Element data from apps and pages:
####
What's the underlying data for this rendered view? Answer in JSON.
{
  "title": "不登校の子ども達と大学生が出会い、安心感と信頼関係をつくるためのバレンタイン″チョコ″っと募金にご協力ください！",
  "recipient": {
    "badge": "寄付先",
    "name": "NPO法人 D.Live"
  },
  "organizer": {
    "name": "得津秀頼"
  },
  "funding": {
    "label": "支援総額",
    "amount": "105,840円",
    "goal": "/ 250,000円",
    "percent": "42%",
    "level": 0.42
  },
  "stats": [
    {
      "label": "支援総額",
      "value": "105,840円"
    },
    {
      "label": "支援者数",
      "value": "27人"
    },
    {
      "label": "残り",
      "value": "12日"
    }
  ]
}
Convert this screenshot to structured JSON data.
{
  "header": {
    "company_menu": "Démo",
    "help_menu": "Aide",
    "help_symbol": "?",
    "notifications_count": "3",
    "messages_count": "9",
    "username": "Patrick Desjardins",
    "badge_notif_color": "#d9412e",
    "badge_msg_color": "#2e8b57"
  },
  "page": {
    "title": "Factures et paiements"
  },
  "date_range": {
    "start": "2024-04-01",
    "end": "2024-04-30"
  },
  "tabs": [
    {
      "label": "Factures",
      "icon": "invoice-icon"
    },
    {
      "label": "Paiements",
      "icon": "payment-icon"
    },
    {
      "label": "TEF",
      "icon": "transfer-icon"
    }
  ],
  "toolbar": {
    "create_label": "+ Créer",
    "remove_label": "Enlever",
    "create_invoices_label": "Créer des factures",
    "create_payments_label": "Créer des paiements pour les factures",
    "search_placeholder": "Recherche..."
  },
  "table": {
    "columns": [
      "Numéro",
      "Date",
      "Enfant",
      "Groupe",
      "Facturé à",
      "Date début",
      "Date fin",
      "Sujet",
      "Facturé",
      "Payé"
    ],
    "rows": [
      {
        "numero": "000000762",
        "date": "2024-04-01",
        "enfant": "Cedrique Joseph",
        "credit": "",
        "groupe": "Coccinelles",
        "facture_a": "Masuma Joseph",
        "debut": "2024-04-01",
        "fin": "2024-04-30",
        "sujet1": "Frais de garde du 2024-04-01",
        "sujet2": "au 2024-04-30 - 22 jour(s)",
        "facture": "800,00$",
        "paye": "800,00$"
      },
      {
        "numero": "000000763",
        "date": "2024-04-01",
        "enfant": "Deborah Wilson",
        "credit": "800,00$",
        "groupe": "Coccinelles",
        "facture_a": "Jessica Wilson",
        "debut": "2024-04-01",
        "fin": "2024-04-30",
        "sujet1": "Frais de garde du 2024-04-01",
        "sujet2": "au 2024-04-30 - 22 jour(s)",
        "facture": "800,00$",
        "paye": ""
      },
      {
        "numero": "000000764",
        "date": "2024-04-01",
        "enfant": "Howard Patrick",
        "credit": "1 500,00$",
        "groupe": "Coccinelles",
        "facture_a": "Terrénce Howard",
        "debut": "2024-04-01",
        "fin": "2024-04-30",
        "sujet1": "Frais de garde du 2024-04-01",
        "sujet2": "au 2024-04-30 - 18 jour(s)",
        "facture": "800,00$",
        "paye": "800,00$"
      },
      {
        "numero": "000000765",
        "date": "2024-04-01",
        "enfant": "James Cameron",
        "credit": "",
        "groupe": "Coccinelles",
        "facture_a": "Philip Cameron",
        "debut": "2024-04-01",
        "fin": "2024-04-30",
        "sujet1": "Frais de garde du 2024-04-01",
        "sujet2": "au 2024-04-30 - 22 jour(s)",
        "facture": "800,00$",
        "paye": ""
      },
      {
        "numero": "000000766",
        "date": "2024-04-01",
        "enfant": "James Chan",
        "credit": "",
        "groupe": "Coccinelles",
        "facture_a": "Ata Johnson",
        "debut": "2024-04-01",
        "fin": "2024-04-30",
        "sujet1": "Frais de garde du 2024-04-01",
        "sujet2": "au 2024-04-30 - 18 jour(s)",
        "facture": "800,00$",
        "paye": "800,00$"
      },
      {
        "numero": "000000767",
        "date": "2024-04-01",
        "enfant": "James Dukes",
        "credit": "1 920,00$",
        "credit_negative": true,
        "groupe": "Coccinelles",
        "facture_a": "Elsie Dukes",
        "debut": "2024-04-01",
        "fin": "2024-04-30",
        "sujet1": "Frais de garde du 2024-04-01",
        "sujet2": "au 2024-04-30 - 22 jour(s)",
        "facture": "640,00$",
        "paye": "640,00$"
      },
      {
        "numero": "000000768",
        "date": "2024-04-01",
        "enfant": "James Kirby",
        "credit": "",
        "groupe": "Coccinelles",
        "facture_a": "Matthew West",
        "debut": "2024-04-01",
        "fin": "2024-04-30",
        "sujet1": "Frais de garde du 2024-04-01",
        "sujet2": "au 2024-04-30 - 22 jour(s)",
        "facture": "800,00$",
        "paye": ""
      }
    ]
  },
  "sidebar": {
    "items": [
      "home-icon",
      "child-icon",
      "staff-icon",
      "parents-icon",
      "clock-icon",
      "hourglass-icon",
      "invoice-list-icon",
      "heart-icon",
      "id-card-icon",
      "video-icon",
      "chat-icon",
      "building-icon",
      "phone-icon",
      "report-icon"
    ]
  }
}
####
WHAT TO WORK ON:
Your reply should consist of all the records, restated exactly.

RESPONSE BELOW:
What's the underlying data for this rendered view? Answer in JSON.
{
  "title": "不登校の子ども達と大学生が出会い、安心感と信頼関係をつくるためのバレンタイン″チョコ″っと募金にご協力ください！",
  "recipient": {
    "badge": "寄付先",
    "name": "NPO法人 D.Live"
  },
  "organizer": {
    "name": "得津秀頼"
  },
  "funding": {
    "label": "支援総額",
    "amount": "105,840円",
    "goal": "/ 250,000円",
    "percent": "42%",
    "level": 0.42
  },
  "stats": [
    {
      "label": "支援総額",
      "value": "105,840円"
    },
    {
      "label": "支援者数",
      "value": "27人"
    },
    {
      "label": "残り",
      "value": "12日"
    }
  ]
}
Convert this screenshot to structured JSON data.
{
  "header": {
    "company_menu": "Démo",
    "help_menu": "Aide",
    "help_symbol": "?",
    "notifications_count": "3",
    "messages_count": "9",
    "username": "Patrick Desjardins",
    "badge_notif_color": "#d9412e",
    "badge_msg_color": "#2e8b57"
  },
  "page": {
    "title": "Factures et paiements"
  },
  "date_range": {
    "start": "2024-04-01",
    "end": "2024-04-30"
  },
  "tabs": [
    {
      "label": "Factures",
      "icon": "invoice-icon"
    },
    {
      "label": "Paiements",
      "icon": "payment-icon"
    },
    {
      "label": "TEF",
      "icon": "transfer-icon"
    }
  ],
  "toolbar": {
    "create_label": "+ Créer",
    "remove_label": "Enlever",
    "create_invoices_label": "Créer des factures",
    "create_payments_label": "Créer des paiements pour les factures",
    "search_placeholder": "Recherche..."
  },
  "table": {
    "columns": [
      "Numéro",
      "Date",
      "Enfant",
      "Groupe",
      "Facturé à",
      "Date début",
      "Date fin",
      "Sujet",
      "Facturé",
      "Payé"
    ],
    "rows": [
      {
        "numero": "000000762",
        "date": "2024-04-01",
        "enfant": "Cedrique Joseph",
        "credit": "",
        "groupe": "Coccinelles",
        "facture_a": "Masuma Joseph",
        "debut": "2024-04-01",
        "fin": "2024-04-30",
        "sujet1": "Frais de garde du 2024-04-01",
        "sujet2": "au 2024-04-30 - 22 jour(s)",
        "facture": "800,00$",
        "paye": "800,00$"
      },
      {
        "numero": "000000763",
        "date": "2024-04-01",
        "enfant": "Deborah Wilson",
        "credit": "800,00$",
        "groupe": "Coccinelles",
        "facture_a": "Jessica Wilson",
        "debut": "2024-04-01",
        "fin": "2024-04-30",
        "sujet1": "Frais de garde du 2024-04-01",
        "sujet2": "au 2024-04-30 - 22 jour(s)",
        "facture": "800,00$",
        "paye": ""
      },
      {
        "numero": "000000764",
        "date": "2024-04-01",
        "enfant": "Howard Patrick",
        "credit": "1 500,00$",
        "groupe": "Coccinelles",
        "facture_a": "Terrénce Howard",
        "debut": "2024-04-01",
        "fin": "2024-04-30",
        "sujet1": "Frais de garde du 2024-04-01",
        "sujet2": "au 2024-04-30 - 18 jour(s)",
        "facture": "800,00$",
        "paye": "800,00$"
      },
      {
        "numero": "000000765",
        "date": "2024-04-01",
        "enfant": "James Cameron",
        "credit": "",
        "groupe": "Coccinelles",
        "facture_a": "Philip Cameron",
        "debut": "2024-04-01",
        "fin": "2024-04-30",
        "sujet1": "Frais de garde du 2024-04-01",
        "sujet2": "au 2024-04-30 - 22 jour(s)",
        "facture": "800,00$",
        "paye": ""
      },
      {
        "numero": "000000766",
        "date": "2024-04-01",
        "enfant": "James Chan",
        "credit": "",
        "groupe": "Coccinelles",
        "facture_a": "Ata Johnson",
        "debut": "2024-04-01",
        "fin": "2024-04-30",
        "sujet1": "Frais de garde du 2024-04-01",
        "sujet2": "au 2024-04-30 - 18 jour(s)",
        "facture": "800,00$",
        "paye": "800,00$"
      },
      {
        "numero": "000000767",
        "date": "2024-04-01",
        "enfant": "James Dukes",
        "credit": "1 920,00$",
        "credit_negative": true,
        "groupe": "Coccinelles",
        "facture_a": "Elsie Dukes",
        "debut": "2024-04-01",
        "fin": "2024-04-30",
        "sujet1": "Frais de garde du 2024-04-01",
        "sujet2": "au 2024-04-30 - 22 jour(s)",
        "facture": "640,00$",
        "paye": "640,00$"
      },
      {
        "numero": "000000768",
        "date": "2024-04-01",
        "enfant": "James Kirby",
        "credit": "",
        "groupe": "Coccinelles",
        "facture_a": "Matthew West",
        "debut": "2024-04-01",
        "fin": "2024-04-30",
        "sujet1": "Frais de garde du 2024-04-01",
        "sujet2": "au 2024-04-30 - 22 jour(s)",
        "facture": "800,00$",
        "paye": ""
      }
    ]
  },
  "sidebar": {
    "items": [
      "home-icon",
      "child-icon",
      "staff-icon",
      "parents-icon",
      "clock-icon",
      "hourglass-icon",
      "invoice-list-icon",
      "heart-icon",
      "id-card-icon",
      "video-icon",
      "chat-icon",
      "building-icon",
      "phone-icon",
      "report-icon"
    ]
  }
}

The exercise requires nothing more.